Allegations that Germany’s foreign intelligence agency, BND, helped the U.S. National Security Agency (NSA) spy on European companies and officials have caused rifts in Merkel’s coalition with the Social Democrats (SPD) and are showing signs of hurting Merkel.
Last week, media reports alleged that Merkel’s aides had lied to the public before the 2013 election about the prospects of a no-spy deal with the United States. No such deal has never materialized.
This week’s Forsa poll showed that 52 percent of voters think the spying row is either important or very important while 48 percent of voters are hardly interested in it.
It also showed more than half of German voters would still back Merkel in a direct vote against her SPD rival, Sigmar Gabriel, although that number slipped 1 percentage point to 56 percent. Support for Gabriel inched up 1 percentage point but he still trails Merkel by 42 points.

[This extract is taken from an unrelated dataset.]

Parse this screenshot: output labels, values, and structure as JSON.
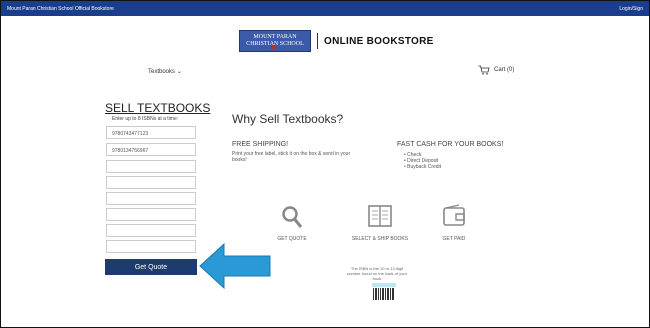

The coalition partners have toned down their rhetoric after a week of sniping within Merkel’s ‘grand coalition’, when Gabriel tried to put any blame at the chancellor’s door and Bavarian conservatives dismissed his comments as unacceptable.
The poll put Merkel’s conservatives down one point at 40 percent, their lowest level so far this year, but the SPD were also down one point at 22 percent. The main winner was the pro-business Free Democrats (FDP), up 2 points to 6 percent.
Revelations by former NSA contractor Edward Snowden about wide-ranging espionage in Germany by the United States, including allegations that it bugged Merkel’s mobile phone, caused outrage in Germany when they emerged two years ago.
Merkel argues the BND must work with the NSA to fight terrorism, but privacy is a sensitive subject in Germany, after decades of pervasive snooping by the Gestapo and then by the Stasi secret police in East Germany.
The newspaper Die Welt reported that the NSA, irritated by the affair, is considering scaling back its information exchange with Germany and relying more on other European allies such as France and Scandinavian countries. It cited no sources.
Reporting by Madeline Chambers; Editing by Stephen Brown, Larry King